  • Evaluate Water Parameters: Ensure water temperature is 78-82°F (25-28°C) and pH 6.5-7.5. Plecos’ eggs need these precise conditions for healthy development and successful hatching.
  • Inspect Egg Health: Observe for unusual colors or spots on the eggs. Plecos’ infected eggs require immediate removal and possibly treatment of the entire clutch.
  • Review Parental Care: Monitor the adult Plecos for attentive egg care. Plecos, if stressed or uncomfortable, might inadvertently harm or abandon the eggs.
  • Analyze Diet: Feed Plecos high-quality pellets, vegetables, and occasional proteins. Plecos’ robust health, ensured by a balanced diet, contributes to successful breeding.
  • Check Equipment: Ensure heaters, pumps, and filters function correctly. Plecos’ eggs need consistent temperature and clean, well-oxygenated water for optimal development.
  • Consult an Expert: Reach out to experienced breeders or veterinarians. Plecos’ breeding success increases with expert insights and personalized advice for your setup.


For those of you who are just skimming through, here’s a short recap:

  • Fertilized Pleco fish eggs are identifiable by their healthy amber or opaque color, uniform size, non-transparency, and vigilant parental guarding, indicating a high chance of successful hatching.
  • Unfertilized Pleco fish eggs lack the robust characteristics of fertilized eggs, appearing more transparent, irregular in size, and less guarded, signaling their non-viable status.
  • Pleco fish eggs affected by fungus exhibit a cottony white appearance and are often abandoned by the parents, requiring immediate treatment to prevent the spread of the infection.
  • Different Pleco species have distinct egg appearances in terms of size and color, allowing for species differentiation.

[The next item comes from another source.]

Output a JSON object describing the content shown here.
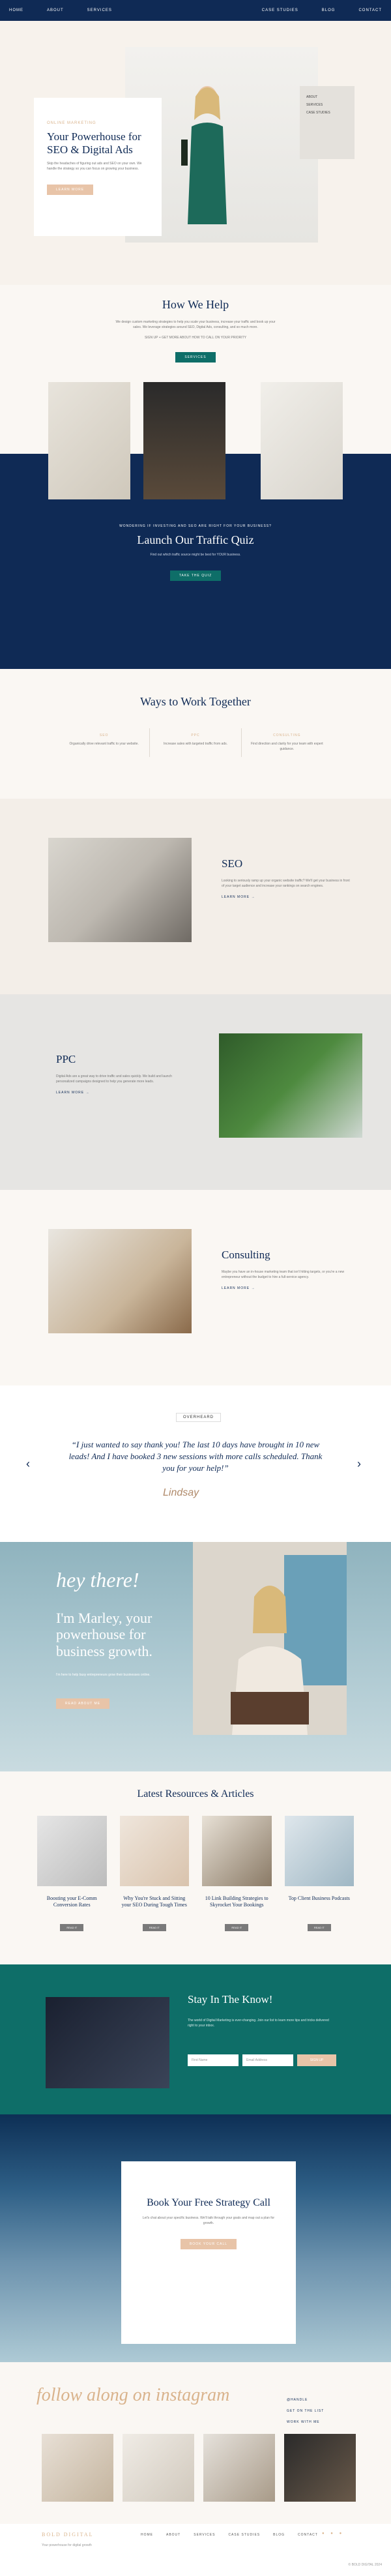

  • Unfertilized Pleco eggs can be identified within 3 to 7 days post-laying based on transparency, lack of adherence, developmental changes, and odor, prompting their removal.